Following a five-day search for missing Ohio State football player Kosta Karageorge, Columbus Police officers confirmed that the 22-year-old was found dead after suffering what appeared to be a self-inflicted gunshot wound. Karageorge, who was reported missing this past Wednesday, sent worrying text messages to his mother asking her to forgive him for being “an embarrassment,” and saying that his history with concussions had negatively impacted his mental state.

"The Ohio State University Department of Athletics was shocked and saddened to learn today of the death of student-athlete Kosta Karageorge, a senior from Columbus," OSU said in a statement. "Our thoughts and prayers are with the Karageorge family, and those who knew him, during this most difficult time."

Columbus Police Sgt. Richard Weiner confirmed that Karageorge’s body was found in a dumpster just outside the college campus next to a gun this past Sunday. Karageorge’s tattoos were used to identify the body. The walk-on OSU defensive tackle and wrestler was set to be honored on senior day during the Buckeyes 42-28 home win against rival Michigan on Saturday. Karageorge’s wrestling and football teammates were extremely saddened by the news of his death, including head coach Urban Meyer who called him a “hard worker.”

Although the OSU football team’s physician, Jim Borchers, declined to comment on the medical care of any students, Karageorge’s mother told police that a series of concussions had caused her son to suffer from spells of confusion. "We are confident in our medical procedures and policies to return athletes to participation following injury or illness,” Borchers told reporters, according to The Columbus Dispatch.

Karageorge is not the first football player whose apparent suicide has been linked to a history of concussions. Former NFL linebacker Junior Seau, who spent nearly 20 years playing professional football, committed suicide in 2012 after a series of concussions he sustained during his playing days. An autopsy performed after his death revealed that Seau had been suffering from chronic traumatic encephalopathy (CTE), a neurodegenerative disorder often found among athletes with a history of traumatic brain injuries.

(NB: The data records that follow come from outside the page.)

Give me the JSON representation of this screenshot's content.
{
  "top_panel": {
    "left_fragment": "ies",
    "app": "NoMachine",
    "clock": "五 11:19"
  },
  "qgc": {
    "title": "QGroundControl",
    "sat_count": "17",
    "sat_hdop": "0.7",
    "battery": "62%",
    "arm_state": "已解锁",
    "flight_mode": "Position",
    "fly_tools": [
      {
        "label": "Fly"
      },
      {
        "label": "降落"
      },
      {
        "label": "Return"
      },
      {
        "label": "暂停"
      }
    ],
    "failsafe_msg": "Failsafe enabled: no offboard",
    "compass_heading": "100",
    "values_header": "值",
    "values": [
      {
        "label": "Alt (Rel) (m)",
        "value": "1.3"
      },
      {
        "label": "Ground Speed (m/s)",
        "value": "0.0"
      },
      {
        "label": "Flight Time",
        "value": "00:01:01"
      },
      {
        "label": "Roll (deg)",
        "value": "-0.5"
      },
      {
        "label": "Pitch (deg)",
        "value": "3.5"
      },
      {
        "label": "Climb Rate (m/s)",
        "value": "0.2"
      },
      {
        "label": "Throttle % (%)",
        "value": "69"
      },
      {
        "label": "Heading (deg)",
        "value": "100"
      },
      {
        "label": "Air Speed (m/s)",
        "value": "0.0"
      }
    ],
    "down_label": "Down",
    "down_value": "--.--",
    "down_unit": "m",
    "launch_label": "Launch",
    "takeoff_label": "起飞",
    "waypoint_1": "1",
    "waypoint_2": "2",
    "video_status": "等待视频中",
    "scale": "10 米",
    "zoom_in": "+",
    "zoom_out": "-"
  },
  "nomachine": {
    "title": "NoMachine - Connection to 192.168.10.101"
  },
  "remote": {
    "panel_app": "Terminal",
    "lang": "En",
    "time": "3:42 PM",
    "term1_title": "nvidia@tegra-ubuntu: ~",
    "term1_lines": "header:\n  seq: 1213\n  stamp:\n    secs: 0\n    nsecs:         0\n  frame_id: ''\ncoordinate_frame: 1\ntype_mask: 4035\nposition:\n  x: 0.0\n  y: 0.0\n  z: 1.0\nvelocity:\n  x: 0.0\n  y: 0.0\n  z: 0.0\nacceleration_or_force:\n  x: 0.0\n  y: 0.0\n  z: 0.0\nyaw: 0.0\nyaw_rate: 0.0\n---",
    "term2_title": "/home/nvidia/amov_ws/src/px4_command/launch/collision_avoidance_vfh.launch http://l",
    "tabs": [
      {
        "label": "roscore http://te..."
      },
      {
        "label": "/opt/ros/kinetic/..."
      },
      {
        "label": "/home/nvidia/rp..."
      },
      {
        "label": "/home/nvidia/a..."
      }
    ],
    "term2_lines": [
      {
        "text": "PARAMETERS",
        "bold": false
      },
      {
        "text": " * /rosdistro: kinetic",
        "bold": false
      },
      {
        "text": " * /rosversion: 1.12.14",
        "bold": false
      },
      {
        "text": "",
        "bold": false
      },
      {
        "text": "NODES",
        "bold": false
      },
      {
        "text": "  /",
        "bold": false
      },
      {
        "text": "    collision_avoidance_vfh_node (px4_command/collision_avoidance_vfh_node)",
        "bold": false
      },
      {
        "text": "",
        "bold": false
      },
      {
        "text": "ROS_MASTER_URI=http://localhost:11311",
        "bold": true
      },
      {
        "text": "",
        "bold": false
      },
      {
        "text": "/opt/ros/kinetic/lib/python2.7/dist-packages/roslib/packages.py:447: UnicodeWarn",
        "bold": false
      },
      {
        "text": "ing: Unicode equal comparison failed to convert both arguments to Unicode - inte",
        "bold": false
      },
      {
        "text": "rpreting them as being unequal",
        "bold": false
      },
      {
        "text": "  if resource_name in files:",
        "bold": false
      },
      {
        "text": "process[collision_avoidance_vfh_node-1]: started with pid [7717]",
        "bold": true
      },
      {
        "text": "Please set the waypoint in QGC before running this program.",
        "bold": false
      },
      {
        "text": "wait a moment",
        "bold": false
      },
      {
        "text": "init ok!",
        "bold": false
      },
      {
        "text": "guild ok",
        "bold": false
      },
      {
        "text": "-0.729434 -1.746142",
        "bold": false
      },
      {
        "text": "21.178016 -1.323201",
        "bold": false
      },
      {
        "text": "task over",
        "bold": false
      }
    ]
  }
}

Repetitive brain trauma, such as multiple concussions, can trigger a progressive degeneration of brain tissue in athletes competing in contact sports like football or boxing. Changes in the brain, including the build-up of an abnormal protein known as tau, can begin months, years, or even decades after the athlete’s last concussion. CTE has been linked to memory loss, confusion, impaired judgment, paranoia, impulse-control problems, aggression, dementia, and depression.

Experts are currently looking into diagnosing CTE in living people, but currently, it can only be diagnosed definitively through post-mortem examination of the brain. Columbus police are expected to release a complete report on the tragic loss of Karageorge later this week.